Once installed you'll be able to click download links from your Modern browser, but they'll open in the desktop app. If you're on a Mac, it's worth noting that many OS X Mavericks users find the downloader hopelessly buggy. BBC iPlayer Downloads shows your programmes as a list, with details of title, broadcast date, running time and a brief synopsis. It also shows when each programme will expire. Programmes expire seven days after you first hit Play or 30 days after you download them.

How to listen to radio programmes on iPlayer

If you click the Radio link at the top of the screen you'll be taken to iPlayer Radio, which once again offers Stations, Categories, Featured and Most Popular. As with TV programmes most stations are available to listen to as they're broadcast, but where TV programmes stick around for a month radio shows are usually only available for 7 days. For now iPlayer Radio is a streaming service - downloads are handled by the separate BBC Podcast Directory - but iPlayer Radio downloads are coming this year.

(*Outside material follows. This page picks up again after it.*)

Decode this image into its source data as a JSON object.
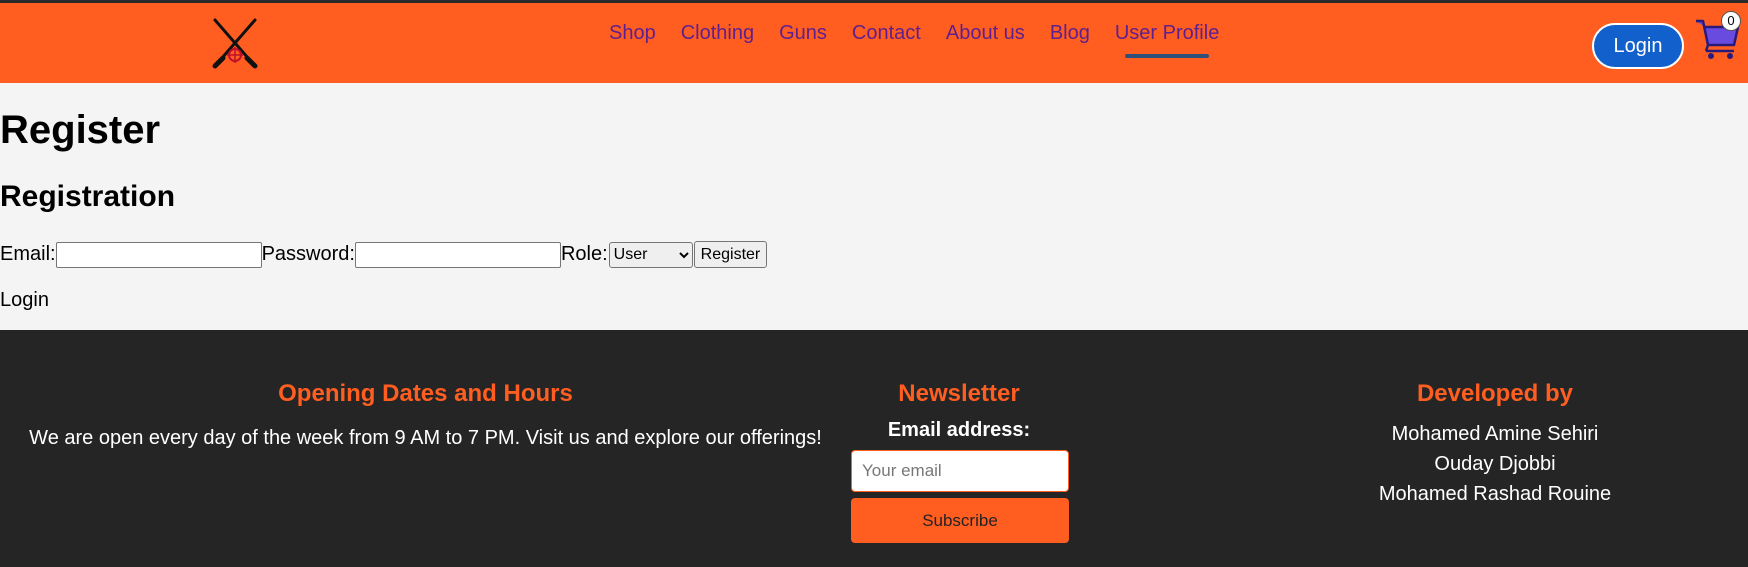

How to set iPlayer parental controls

When you click on a potentially unsuitable programme you'll see a padlock in the information strip that appears over the video display. Clicking on it enables you to set a four-digit PIN to keep the kids away from inappropriate content, but beware: they can kill it by clearing your browser's cookies. Parental controls don't work on non-BBC channels.

How to change iPlayer's language

iPlayer is available for Welsh and Gaelic speakers - look for the links marked Cymraeg and Gàidhlig - but don't get your hopes up: while these options change the language for headers, category labels and so on, programme titles and information remain in English.

How to check iPlayer's advanced options

If you right-click in the web version of iPlayer you'll see details of video format and quality as well as a link to the Flash Player's settings. If the quality isn't what you're hoping for make sure that the video quality is HD (2800Kbps, not the 480Kbps for SD) on HD programming and that under Settings > Display the “enable hardware acceleration” option is selected. You can also check your connection by visiting the iPlayer diagnostics page. If the culprit is your connection you can toggle iPlayer's Low Bandwidth mode by clicking the link at the lower left of the programme's page.

Carrie Marshall

Writer, musician and broadcaster Carrie Marshall has been covering technology since 1998 and is particularly interested in how tech can help us live our best lives. Her CV is a who’s who of magazines, newspapers, websites and radio programmes ranging from T3, Techradar and MacFormat to the BBC, Sunday Post and People’s Friend. Carrie has written more than a dozen books, ghost-wrote two more and co-wrote seven more books and a Radio 2 documentary series. When she’s not scribbling, she’s the singer in Glaswegian rock band HAVR (